-- TASK OBJECTIVE --
Make an exact copy of every entry.

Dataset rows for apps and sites
········
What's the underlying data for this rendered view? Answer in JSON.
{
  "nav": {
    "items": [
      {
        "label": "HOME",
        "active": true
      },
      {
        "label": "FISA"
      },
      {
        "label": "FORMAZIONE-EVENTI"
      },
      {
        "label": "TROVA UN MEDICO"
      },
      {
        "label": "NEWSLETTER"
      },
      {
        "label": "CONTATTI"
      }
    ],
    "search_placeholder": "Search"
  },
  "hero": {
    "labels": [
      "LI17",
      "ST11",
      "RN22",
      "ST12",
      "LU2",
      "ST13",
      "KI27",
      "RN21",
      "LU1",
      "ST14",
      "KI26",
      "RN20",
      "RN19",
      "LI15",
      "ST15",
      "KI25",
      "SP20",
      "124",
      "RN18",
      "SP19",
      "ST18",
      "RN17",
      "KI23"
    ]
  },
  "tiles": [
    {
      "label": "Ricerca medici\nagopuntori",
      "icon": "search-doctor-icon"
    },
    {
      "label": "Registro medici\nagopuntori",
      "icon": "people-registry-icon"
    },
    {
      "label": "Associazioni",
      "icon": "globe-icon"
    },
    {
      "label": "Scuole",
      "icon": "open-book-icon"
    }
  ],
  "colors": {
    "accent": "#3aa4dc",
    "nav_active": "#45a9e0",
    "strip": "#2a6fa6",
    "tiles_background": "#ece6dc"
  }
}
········
-- RESULT --
What's the underlying data for this rendered view? Answer in JSON.
{
  "nav": {
    "items": [
      {
        "label": "HOME",
        "active": true
      },
      {
        "label": "FISA"
      },
      {
        "label": "FORMAZIONE-EVENTI"
      },
      {
        "label": "TROVA UN MEDICO"
      },
      {
        "label": "NEWSLETTER"
      },
      {
        "label": "CONTATTI"
      }
    ],
    "search_placeholder": "Search"
  },
  "hero": {
    "labels": [
      "LI17",
      "ST11",
      "RN22",
      "ST12",
      "LU2",
      "ST13",
      "KI27",
      "RN21",
      "LU1",
      "ST14",
      "KI26",
      "RN20",
      "RN19",
      "LI15",
      "ST15",
      "KI25",
      "SP20",
      "124",
      "RN18",
      "SP19",
      "ST18",
      "RN17",
      "KI23"
    ]
  },
  "tiles": [
    {
      "label": "Ricerca medici\nagopuntori",
      "icon": "search-doctor-icon"
    },
    {
      "label": "Registro medici\nagopuntori",
      "icon": "people-registry-icon"
    },
    {
      "label": "Associazioni",
      "icon": "globe-icon"
    },
    {
      "label": "Scuole",
      "icon": "open-book-icon"
    }
  ],
  "colors": {
    "accent": "#3aa4dc",
    "nav_active": "#45a9e0",
    "strip": "#2a6fa6",
    "tiles_background": "#ece6dc"
  }
}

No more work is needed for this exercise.